Prussia gained strength as the rulers promoted settlement of its agricultural and industrial regions by skilled workers and craftsmen. Prussia became a haven for political and religious refugees, including Salzburg Protestants and the French Huguenots.
The greatest King was Frederick II, whose reform of the civil service, the cultivation of the land, and encouragement of industrial development made Prussia the unifying force behind the German empire. The Prussian army became the most feared and respected military force in Europe. Frederick's successors were defeated by Napoleon, and Prussia was divided in half. However, the Congress of Vienna in 1815 gave the rich territories of the Rhineland and of Westphalia to Prussia. Prussian strength was due to Bismarck, who defeated Austria and Denmark. By 1871, Germany was united under Prussian power in the Franco-Prussian War. In 1919, Prussia became a state of the new Weimar Republic, only to be incorporated into the German Democratic Republic in 1952, after giving its lands east of the Oder river to Poland.
The flow of migration to the New World began around 1650, and continued well into the 20th century. Pockets of German settlements include Pennsylvania, Texas, New York, Illinois, California, and Ohio. In Canada, German settlements centered around Ontario and the Prairies. Settlers bearing the family name Schmidt include Anna Maria Schmidt, who came to New York State in 1710, and Johannes Schmidt came to Germantown, Pennsylvania between 1683 and 1709. Arnd Schmidt emigrated with his family and with many other Schmidts to England or America in 1709; of the over one hundred Schmidts who landed in Philadelphia between 1720 and 1760 we found: Georg Michael Schmidt in 1732, Georg Schmidt in 1728, Andreas Schmidt in 1737, and Elias Schmidt in 1752. Heinrich Friedrich Schmidt came with his wife Lisette Teufel and their three children to Texas in 1845. Johann Heinrich Schmidt came to Georgia in 1738. Heinrich Schmidt arrived in Canada in 1783, and Peter Schmitz came to Texas in 1846.
The prominent figures with the surname Schmidt in our modern period include Franz Schmidt (1874-1939), who was a Viennese composer, pianist and cellist; Arno Schmidt (1910-1979), who was a controversial experimental writer; Helmut Schmidt (b.1918) was chancellor of West Germany from 1974-82; Adolph Schmidt (b.1904) was U.S. ambassador to Canada 1969-74.
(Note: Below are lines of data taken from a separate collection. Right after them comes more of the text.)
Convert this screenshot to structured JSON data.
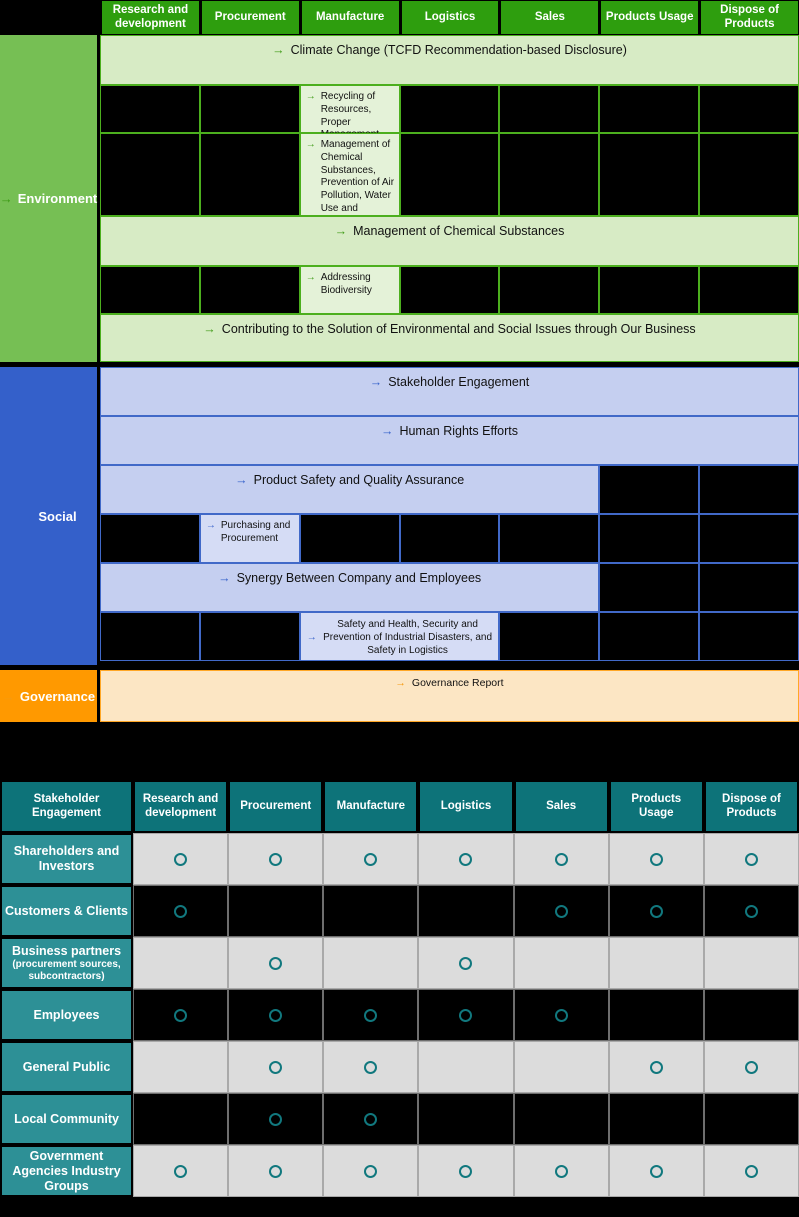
{
  "columns": [
    "Research and development",
    "Procurement",
    "Manufacture",
    "Logistics",
    "Sales",
    "Products Usage",
    "Dispose of Products"
  ],
  "colors": {
    "header_green": "#2E9E0E",
    "env_label_green": "#76BF54",
    "env_fill": "#D7EBC5",
    "env_border": "#4CAF1E",
    "social_blue": "#3460CA",
    "social_fill": "#C5CFF0",
    "governance_orange": "#FF9900",
    "governance_fill": "#FCE6C4",
    "teal_header": "#0D7379",
    "teal_rowlabel": "#2D9096",
    "circle_teal": "#11787E",
    "cell_light": "#DCDCDC",
    "cell_dark": "#000000"
  },
  "arrow_glyph": "→",
  "categories": {
    "environment": {
      "label": "Environment",
      "rows": [
        {
          "type": "full",
          "text": "Climate Change (TCFD Recommendation-based Disclosure)"
        },
        {
          "type": "cells",
          "text": "Recycling of Resources, Proper Management and Disposal of Waste",
          "start": 2,
          "span": 1
        },
        {
          "type": "cells",
          "text": "Management of Chemical Substances, Prevention of Air Pollution, Water Use and Prevention of Water Pollution",
          "start": 2,
          "span": 1
        },
        {
          "type": "full",
          "text": "Management of Chemical Substances"
        },
        {
          "type": "cells",
          "text": "Addressing Biodiversity",
          "start": 2,
          "span": 1
        },
        {
          "type": "full",
          "text": "Contributing to the Solution of Environmental and Social Issues through Our Business"
        }
      ]
    },
    "social": {
      "label": "Social",
      "rows": [
        {
          "type": "full",
          "text": "Stakeholder Engagement"
        },
        {
          "type": "full",
          "text": "Human Rights Efforts"
        },
        {
          "type": "cells",
          "text": "Product Safety and Quality Assurance",
          "start": 0,
          "span": 5
        },
        {
          "type": "cells",
          "text": "Purchasing and Procurement",
          "start": 1,
          "span": 1
        },
        {
          "type": "cells",
          "text": "Synergy Between Company and Employees",
          "start": 0,
          "span": 5
        },
        {
          "type": "cells",
          "text": "Safety and Health, Security and Prevention of Industrial Disasters, and Safety in Logistics",
          "start": 2,
          "span": 2
        }
      ]
    },
    "governance": {
      "label": "Governance",
      "rows": [
        {
          "type": "full",
          "text": "Governance Report"
        }
      ]
    }
  },
  "bottom_table": {
    "corner_header": "Stakeholder Engagement",
    "columns": [
      "Research and development",
      "Procurement",
      "Manufacture",
      "Logistics",
      "Sales",
      "Products Usage",
      "Dispose of Products"
    ],
    "rows": [
      {
        "label": "Shareholders and Investors",
        "sub": "",
        "shade": "light",
        "marks": [
          true,
          true,
          true,
          true,
          true,
          true,
          true
        ]
      },
      {
        "label": "Customers & Clients",
        "sub": "",
        "shade": "dark",
        "marks": [
          true,
          false,
          false,
          false,
          true,
          true,
          true
        ]
      },
      {
        "label": "Business partners",
        "sub": "(procurement sources, subcontractors)",
        "shade": "light",
        "marks": [
          false,
          true,
          false,
          true,
          false,
          false,
          false
        ]
      },
      {
        "label": "Employees",
        "sub": "",
        "shade": "dark",
        "marks": [
          true,
          true,
          true,
          true,
          true,
          false,
          false
        ]
      },
      {
        "label": "General Public",
        "sub": "",
        "shade": "light",
        "marks": [
          false,
          true,
          true,
          false,
          false,
          true,
          true
        ]
      },
      {
        "label": "Local Community",
        "sub": "",
        "shade": "dark",
        "marks": [
          false,
          true,
          true,
          false,
          false,
          false,
          false
        ]
      },
      {
        "label": "Government Agencies Industry Groups",
        "sub": "",
        "shade": "light",
        "marks": [
          true,
          true,
          true,
          true,
          true,
          true,
          true
        ]
      }
    ]
  }
}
The oldest Coat of Arms of the family name Schmidt is:
A blue shield displaying a lion bearing a black hammer.
The Crest of the family name is:
A black hammer.
The family motto is: "Virtus nobilitat" (Virtue ennobles).